It's not needed with a current source.
Yes, of course! I see the error I made. Thank you much!!!

#### uiticus

Joined Nov 12, 2021
23
That is clearly his intent in post #1. White LEDs mounted on heatsinks can handle this easily.

To the TS: There is no 470 ohm resistor in your drawing, which is correct. As above, adding that resistor to the output circuit will not work.

To test your circuit without damaging expensive components, replace the two LEDs with two 10 ohm resistors. If the circuit is wired correctly (check the 317 pinout), you should see approx 2.5 V across the load resistors.

ak
I want to send each one of you who took the effort and time to help me solve the circuit problem I faced, this message of appreciation and gratitude.

You were all truly helpful in helping me find a solution. I knew I came to the right place. You all are so knowledgeable in the field of electronics.
Sorry I could not have answered all you much earlier since I was away for awhile.

Thank you much!

#### uiticus

Joined Nov 12, 2021
23
Thank you so much for posting an incorrect schematic and wasting our time.

Bob
I am truly sorry sir. I did not mean to do that. I apologize.

#### crutschow

Joined Mar 14, 2008
31,495
I will send each and everyone of you a personal gratitude message for helping solve this problem and the error I made.
That's really not necessary, but if you want to indicate your gratitude just click on the icon on the person's post.

#### uiticus

Joined Nov 12, 2021
23
That's really not necessary, but if you want to indicate your gratitude just click on the View attachment 252643 icon on the person's post.
Greetings, I did as you suggested to place a 10 ohm resistor to ground instead of the LEDs', by putting one end of the resistor to the output of the LM317 and the other end of the resistor to ground. I have connected a 100 ohm resistor between the adjust pin and the output pin of the LM317, so that I should be sourcing a constant 12.5 ma current to the 10 ohm resistor.

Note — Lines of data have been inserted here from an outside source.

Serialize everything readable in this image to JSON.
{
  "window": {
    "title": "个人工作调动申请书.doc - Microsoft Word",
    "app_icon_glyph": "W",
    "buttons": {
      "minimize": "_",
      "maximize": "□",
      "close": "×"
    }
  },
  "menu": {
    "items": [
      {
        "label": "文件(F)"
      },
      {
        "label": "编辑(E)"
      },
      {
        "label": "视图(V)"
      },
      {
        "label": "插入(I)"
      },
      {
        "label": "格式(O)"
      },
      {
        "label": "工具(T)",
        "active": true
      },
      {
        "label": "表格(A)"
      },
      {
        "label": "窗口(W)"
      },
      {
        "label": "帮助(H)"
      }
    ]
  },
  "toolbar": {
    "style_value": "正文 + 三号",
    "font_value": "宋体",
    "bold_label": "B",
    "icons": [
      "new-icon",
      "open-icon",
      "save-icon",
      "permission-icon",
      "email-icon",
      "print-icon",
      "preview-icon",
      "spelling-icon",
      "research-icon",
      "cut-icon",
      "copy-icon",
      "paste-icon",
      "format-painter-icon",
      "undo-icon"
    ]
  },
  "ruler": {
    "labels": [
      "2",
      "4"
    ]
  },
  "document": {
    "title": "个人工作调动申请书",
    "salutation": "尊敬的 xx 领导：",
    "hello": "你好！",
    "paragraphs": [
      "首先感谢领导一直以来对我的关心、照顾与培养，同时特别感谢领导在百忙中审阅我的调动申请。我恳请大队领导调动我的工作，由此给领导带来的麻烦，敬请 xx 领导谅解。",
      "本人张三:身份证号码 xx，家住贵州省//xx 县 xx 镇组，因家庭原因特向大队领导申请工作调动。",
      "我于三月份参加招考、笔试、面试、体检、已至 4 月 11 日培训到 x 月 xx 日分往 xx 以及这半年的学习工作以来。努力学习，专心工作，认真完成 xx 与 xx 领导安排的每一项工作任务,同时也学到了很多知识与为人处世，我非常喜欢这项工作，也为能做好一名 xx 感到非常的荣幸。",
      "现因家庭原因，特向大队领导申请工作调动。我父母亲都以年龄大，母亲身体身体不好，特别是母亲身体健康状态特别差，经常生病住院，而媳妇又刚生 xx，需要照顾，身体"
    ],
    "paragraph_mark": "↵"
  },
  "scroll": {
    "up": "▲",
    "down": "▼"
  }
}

I applied 12 volts DC to the input of the LM317. The results were that 10 volts appeared across the 10 ohm resistor and it was drawing about 1 Amp of current instead of 12.5 Amps. I quickly disconnected the DC supply.

I noticed the only way the LM317 will source 12.5 Amps with the 100 ohm resistor connected between the Adj. pin and output pin, is when I connect the adjust pin to ground. Grounding the adjust pin enabled 12.5 ma to be drawn through the resistor and into the IC. But the schematic diagram I provided, and all other schematic diagrams online, did not have the Adj. pin grounded and claim it should work but not when I tried it.

Any suggestions

#### crutschow

Joined Mar 14, 2008
31,495
I applied 12 volts DC to the input of the LM317. The results were that 10 volts appeared across the 10 ohm resistor and it was drawing about 1 Amp of current instead of 12.5 Amps.
Then you either have it connected wrong (double-check the LM317 pinout) or you have a faulty LM317.
The LM317 will not work as a constant-current source if the ADJ pin is grounded.

#### uiticus

Joined Nov 12, 2021
23
Then you either have it connected wrong (double-check the LM317 pinout) or you have a faulty LM317.
The LM317 will not work as a constant-current source if the ADJ pin is grounded.
Thank you for your reply. I quadrupled checked the connections very carefully. I even tried 3 other new LM317s' and still the same unwanted results. I have a batch of 20 new LM317s and will try the other new ones in the morning and see the results.

#### crutschow

Joined Mar 14, 2008
31,495
I did as you suggested to place a 10 ohm resistor to ground instead of the LEDs', by putting one end of the resistor to the output of the LM317 and the other end of the resistor to ground.
That's not what I suggested and that's not what the schematic shows.
The load goes to the output of the 100Ω resistor and the ADJ pin, not the output of the LM317.

#### uiticus

Joined Nov 12, 2021
23